Top of INFORMATION SUPPLIED

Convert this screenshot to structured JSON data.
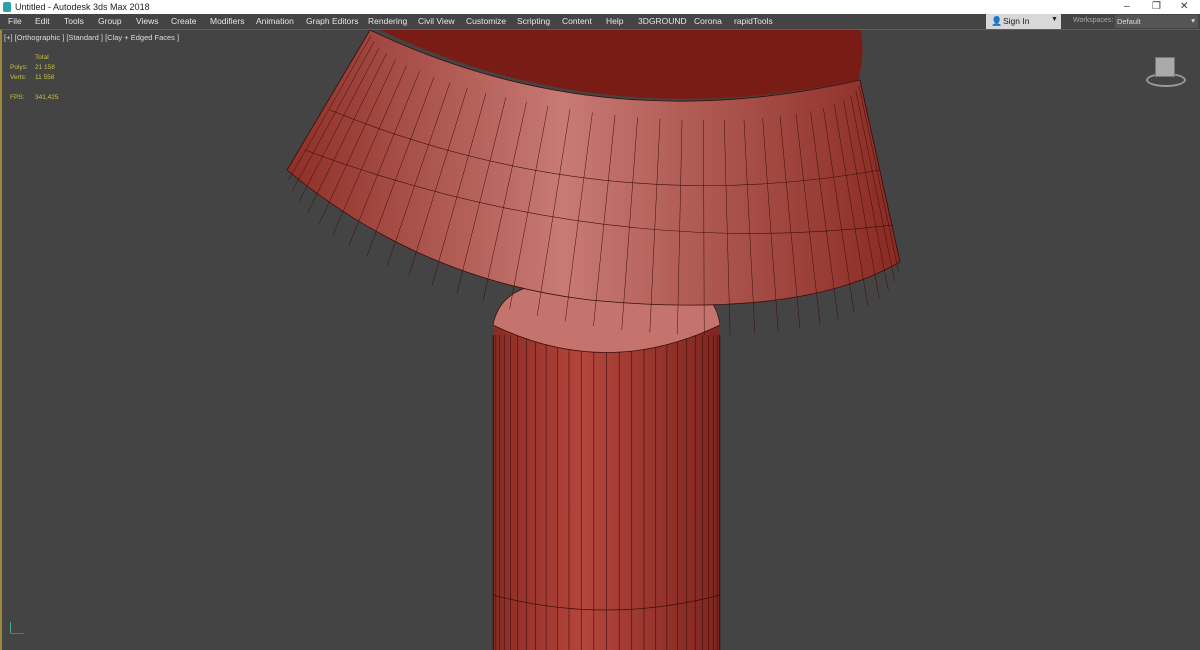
{
  "window": {
    "title": "Untitled - Autodesk 3ds Max 2018",
    "minimize": "–",
    "restore": "❐",
    "close": "✕"
  },
  "menu": [
    "File",
    "Edit",
    "Tools",
    "Group",
    "Views",
    "Create",
    "Modifiers",
    "Animation",
    "Graph Editors",
    "Rendering",
    "Civil View",
    "Customize",
    "Scripting",
    "Content",
    "Help",
    "3DGROUND",
    "Corona",
    "rapidTools"
  ],
  "signin": {
    "label": "Sign In",
    "arrow": "▼"
  },
  "workspaces": {
    "label": "Workspaces:",
    "value": "Default",
    "arrow": "▾"
  },
  "viewport": {
    "label": "[+] [Orthographic ] [Standard ] [Clay + Edged Faces ]"
  },
  "stats": {
    "header": "Total",
    "polys_label": "Polys:",
    "polys": "21 158",
    "verts_label": "Verts:",
    "verts": "11 558",
    "fps_label": "FPS:",
    "fps": "341,425"
  },
  "colors": {
    "mesh": "#b0463e",
    "viewport": "#444444",
    "accent": "#c8c040"
  }
}
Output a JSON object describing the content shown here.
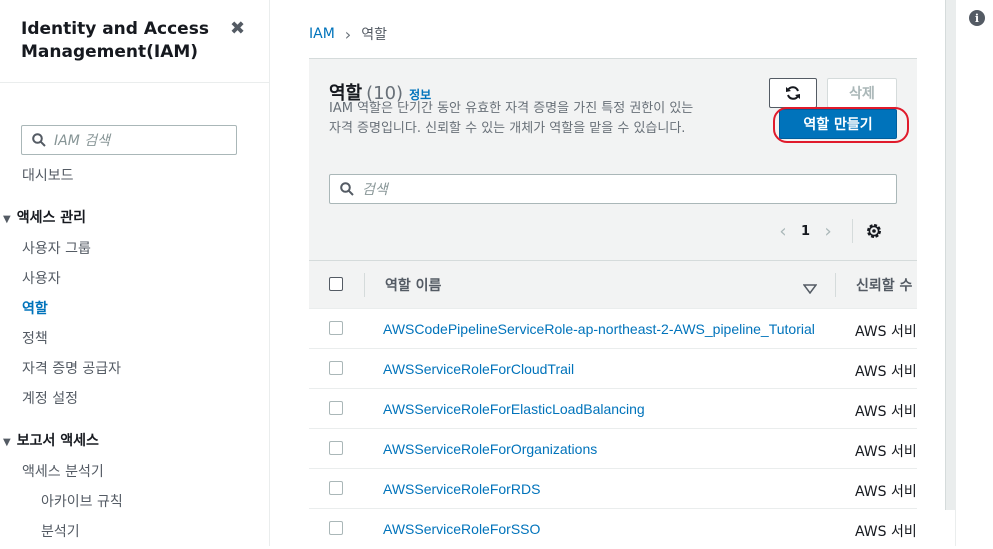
{
  "sidebar": {
    "title": "Identity and Access Management(IAM)",
    "search_placeholder": "IAM 검색",
    "items": [
      {
        "label": "대시보드"
      },
      {
        "label": "액세스 관리",
        "group": true
      },
      {
        "label": "사용자 그룹"
      },
      {
        "label": "사용자"
      },
      {
        "label": "역할",
        "active": true
      },
      {
        "label": "정책"
      },
      {
        "label": "자격 증명 공급자"
      },
      {
        "label": "계정 설정"
      },
      {
        "label": "보고서 액세스",
        "group": true
      },
      {
        "label": "액세스 분석기"
      },
      {
        "label": "아카이브 규칙",
        "sub": true
      },
      {
        "label": "분석기",
        "sub": true
      }
    ]
  },
  "breadcrumb": {
    "root": "IAM",
    "current": "역할"
  },
  "panel": {
    "title": "역할",
    "count": "(10)",
    "info": "정보",
    "description": "IAM 역할은 단기간 동안 유효한 자격 증명을 가진 특정 권한이 있는 자격 증명입니다. 신뢰할 수 있는 개체가 역할을 맡을 수 있습니다.",
    "delete_label": "삭제",
    "create_label": "역할 만들기",
    "search_placeholder": "검색",
    "page": "1"
  },
  "table": {
    "col_name": "역할 이름",
    "col_trust": "신뢰할 수",
    "rows": [
      {
        "name": "AWSCodePipelineServiceRole-ap-northeast-2-AWS_pipeline_Tutorial",
        "trust": "AWS 서비"
      },
      {
        "name": "AWSServiceRoleForCloudTrail",
        "trust": "AWS 서비"
      },
      {
        "name": "AWSServiceRoleForElasticLoadBalancing",
        "trust": "AWS 서비"
      },
      {
        "name": "AWSServiceRoleForOrganizations",
        "trust": "AWS 서비"
      },
      {
        "name": "AWSServiceRoleForRDS",
        "trust": "AWS 서비"
      },
      {
        "name": "AWSServiceRoleForSSO",
        "trust": "AWS 서비"
      }
    ]
  },
  "colors": {
    "accent": "#0073bb",
    "highlight": "#e01a2b"
  }
}
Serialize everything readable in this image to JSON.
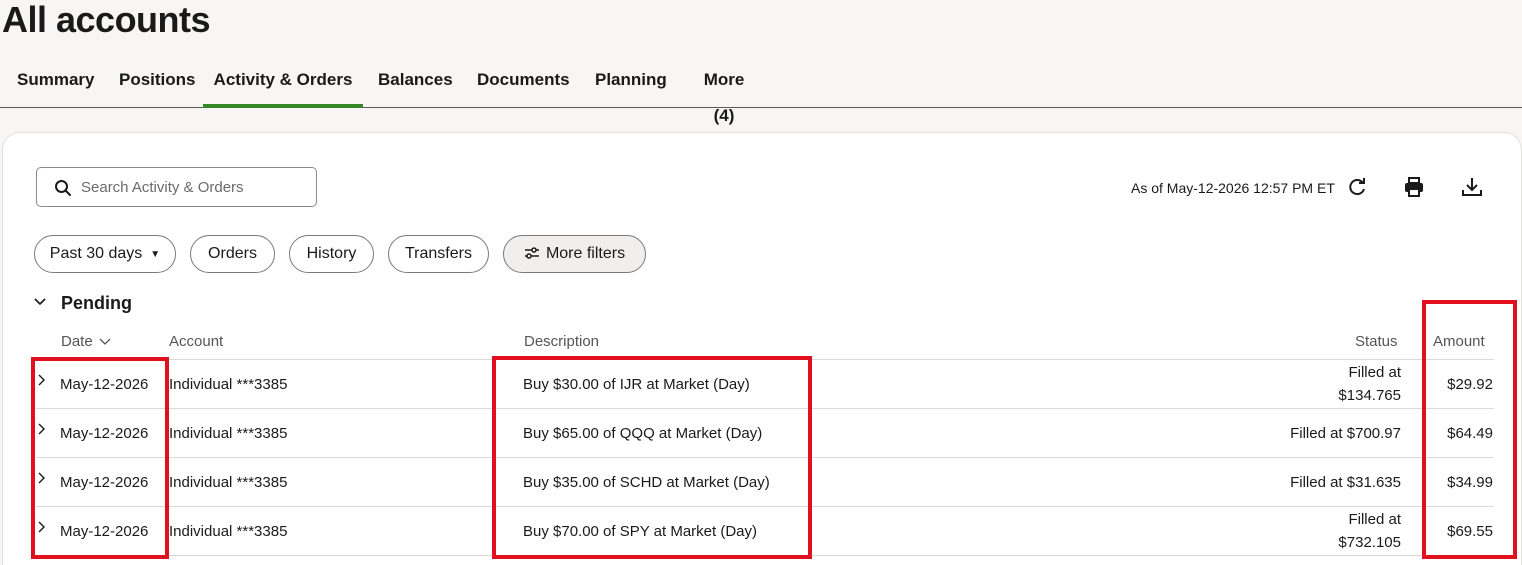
{
  "page": {
    "title": "All accounts"
  },
  "tabs": [
    {
      "label": "Summary"
    },
    {
      "label": "Positions"
    },
    {
      "label": "Activity & Orders",
      "active": true
    },
    {
      "label": "Balances"
    },
    {
      "label": "Documents"
    },
    {
      "label": "Planning"
    },
    {
      "label": "More (4)"
    }
  ],
  "search": {
    "placeholder": "Search Activity & Orders",
    "value": ""
  },
  "toolbar": {
    "as_of": "As of May-12-2026 12:57 PM ET",
    "icons": [
      "refresh-icon",
      "print-icon",
      "download-icon"
    ]
  },
  "filters": {
    "period": "Past 30 days",
    "orders": "Orders",
    "history": "History",
    "transfers": "Transfers",
    "more": "More filters"
  },
  "section": {
    "title": "Pending"
  },
  "table": {
    "columns": {
      "date": "Date",
      "account": "Account",
      "description": "Description",
      "status": "Status",
      "amount": "Amount"
    },
    "rows": [
      {
        "date": "May-12-2026",
        "account": "Individual ***3385",
        "description": "Buy $30.00 of IJR at Market (Day)",
        "status_line1": "Filled at",
        "status_line2": "$134.765",
        "amount": "$29.92"
      },
      {
        "date": "May-12-2026",
        "account": "Individual ***3385",
        "description": "Buy $65.00 of QQQ at Market (Day)",
        "status_line1": "Filled at $700.97",
        "status_line2": "",
        "amount": "$64.49"
      },
      {
        "date": "May-12-2026",
        "account": "Individual ***3385",
        "description": "Buy $35.00 of SCHD at Market (Day)",
        "status_line1": "Filled at $31.635",
        "status_line2": "",
        "amount": "$34.99"
      },
      {
        "date": "May-12-2026",
        "account": "Individual ***3385",
        "description": "Buy $70.00 of SPY at Market (Day)",
        "status_line1": "Filled at",
        "status_line2": "$732.105",
        "amount": "$69.55"
      }
    ]
  },
  "colors": {
    "accent": "#368727",
    "highlight": "#e0101f"
  }
}
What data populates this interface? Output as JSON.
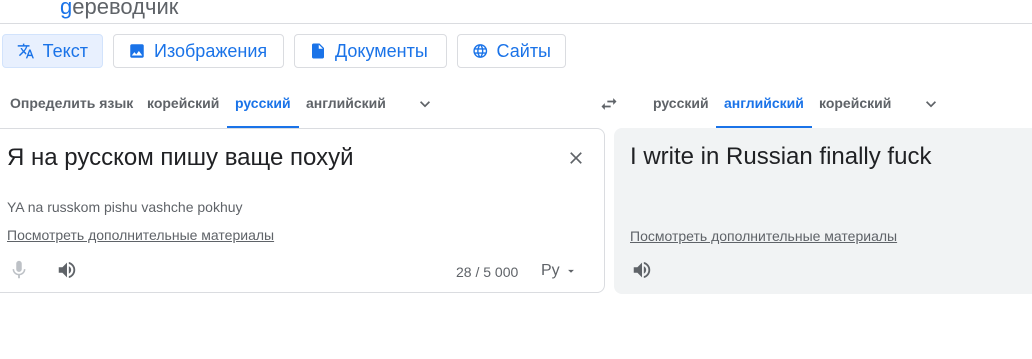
{
  "header": {
    "logo_g": "g",
    "logo_rest": "ереводчик"
  },
  "modes": [
    {
      "label": "Текст",
      "icon": "translate-icon",
      "active": true
    },
    {
      "label": "Изображения",
      "icon": "image-icon",
      "active": false
    },
    {
      "label": "Документы",
      "icon": "document-icon",
      "active": false
    },
    {
      "label": "Сайты",
      "icon": "globe-icon",
      "active": false
    }
  ],
  "source_langs": [
    "Определить язык",
    "корейский",
    "русский",
    "английский"
  ],
  "source_active": "русский",
  "target_langs": [
    "русский",
    "английский",
    "корейский"
  ],
  "target_active": "английский",
  "source": {
    "text": "Я на русском пишу ваще похуй",
    "transliteration": "YA na russkom pishu vashche pokhuy",
    "more_link": "Посмотреть дополнительные материалы",
    "counter": "28 / 5 000",
    "keyboard_label": "Ру"
  },
  "target": {
    "text": "I write in Russian finally fuck",
    "more_link": "Посмотреть дополнительные материалы"
  },
  "colors": {
    "accent": "#1a73e8",
    "muted": "#5f6368",
    "target_bg": "#f1f3f4",
    "active_tab_bg": "#e8f0fe"
  }
}
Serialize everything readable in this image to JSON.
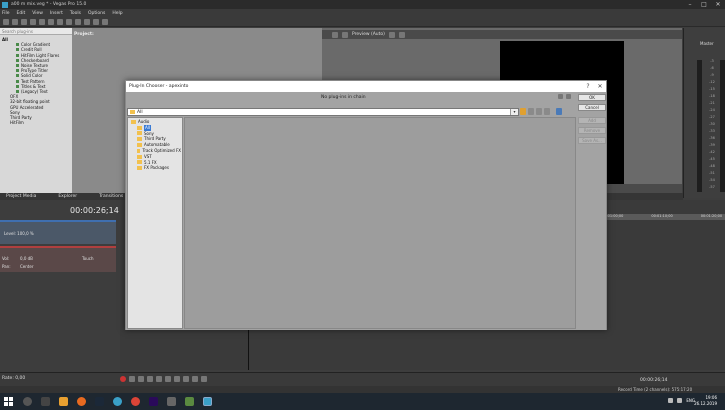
{
  "window": {
    "title": "a00 m mix.veg * - Vegas Pro 15.0"
  },
  "menu": [
    "File",
    "Edit",
    "View",
    "Insert",
    "Tools",
    "Options",
    "Help"
  ],
  "left_panel": {
    "search_placeholder": "Search plug-ins",
    "tree": [
      "All",
      "Color Gradient",
      "Credit Roll",
      "HitFilm Light Flares",
      "Checkerboard",
      "Noise Texture",
      "ProType Titler",
      "Solid Color",
      "Test Pattern",
      "Titles & Text",
      "(Legacy) Text",
      "OFX",
      "32-bit floating point",
      "GPU Accelerated",
      "Sony",
      "Third Party",
      "HitFilm"
    ]
  },
  "project": {
    "label": "Project:"
  },
  "preview": {
    "quality": "Preview (Auto)"
  },
  "master": {
    "label": "Master",
    "scale": [
      "-3",
      "-6",
      "-9",
      "-12",
      "-15",
      "-18",
      "-21",
      "-24",
      "-27",
      "-30",
      "-33",
      "-36",
      "-39",
      "-42",
      "-45",
      "-48",
      "-51",
      "-54",
      "-57"
    ]
  },
  "tabs": [
    "Project Media",
    "Explorer",
    "Transitions",
    "Video"
  ],
  "timeline": {
    "timecode": "00:00:26;14",
    "track1": {
      "level": "Level: 100,0 %"
    },
    "track2": {
      "vol": "Vol:",
      "vol_val": "0,0 dB",
      "pan": "Pan:",
      "pan_val": "Center",
      "touch": "Touch"
    },
    "ruler": [
      "00:01:00;00",
      "00:01:10;00",
      "00:01:20;00"
    ]
  },
  "bottom": {
    "rate": "Rate: 0,00",
    "timecode": "00:00:26;14",
    "status": "Record Time (2 channels): 575:17:20"
  },
  "taskbar": {
    "time": "19:06",
    "date": "26.12.2019",
    "lang": "ENG"
  },
  "dialog": {
    "title": "Plug-In Chooser - apexinto",
    "help": "?",
    "close": "✕",
    "chain_text": "No plug-ins in chain",
    "path": "All",
    "buttons": {
      "ok": "OK",
      "cancel": "Cancel",
      "add": "Add",
      "remove": "Remove",
      "save_as": "Save As..."
    },
    "folders": [
      {
        "label": "Audio",
        "indent": 1,
        "selected": false
      },
      {
        "label": "All",
        "indent": 2,
        "selected": true
      },
      {
        "label": "Sony",
        "indent": 2,
        "selected": false
      },
      {
        "label": "Third Party",
        "indent": 2,
        "selected": false
      },
      {
        "label": "Automatable",
        "indent": 2,
        "selected": false
      },
      {
        "label": "Track Optimized FX",
        "indent": 2,
        "selected": false
      },
      {
        "label": "VST",
        "indent": 2,
        "selected": false
      },
      {
        "label": "5.1 FX",
        "indent": 2,
        "selected": false
      },
      {
        "label": "FX Packages",
        "indent": 2,
        "selected": false
      }
    ]
  }
}
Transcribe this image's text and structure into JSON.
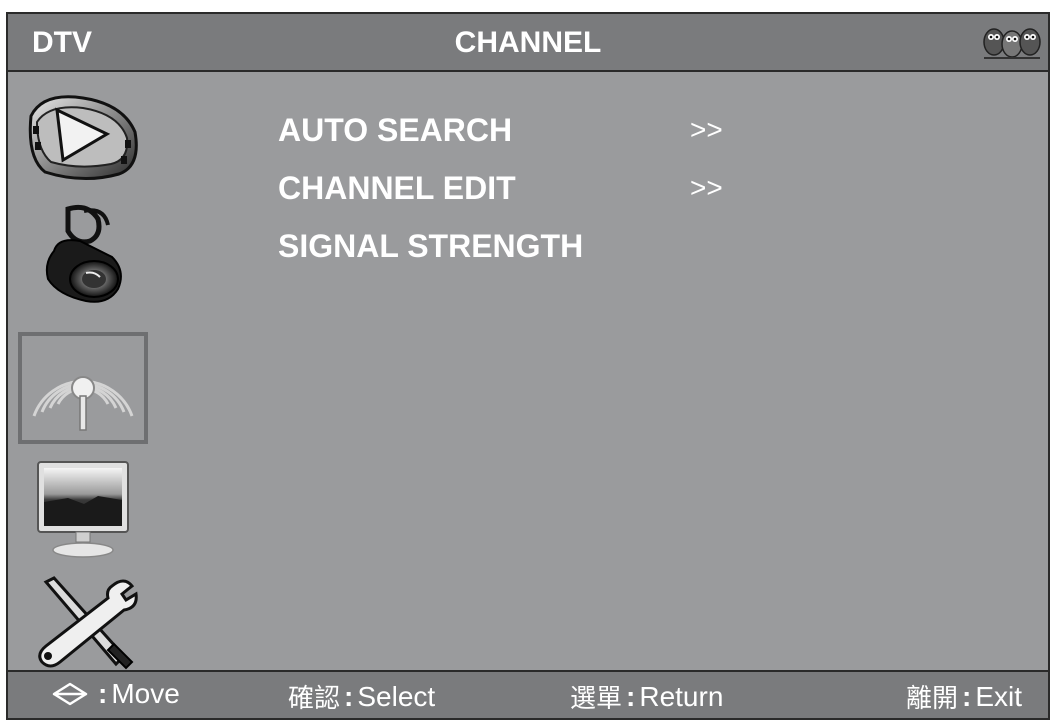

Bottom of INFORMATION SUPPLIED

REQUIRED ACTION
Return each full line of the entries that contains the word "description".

PROBLEM SOLUTION
    "description": "IAM 역할은 단기간 동안 유효한 자격 증명을 가진 특정 권한이 있는 자격 증명입니다. 신뢰할 수 있는 개체가 역할을 맡을 수 있습니다.",
      "description": "Description",
        "description": "Buy $30.00 of IJR at Market (Day)",
        "description": "Buy $65.00 of QQQ at Market (Day)",
        "description": "Buy $35.00 of SCHD at Market (Day)",
        "description": "Buy $70.00 of SPY at Market (Day)",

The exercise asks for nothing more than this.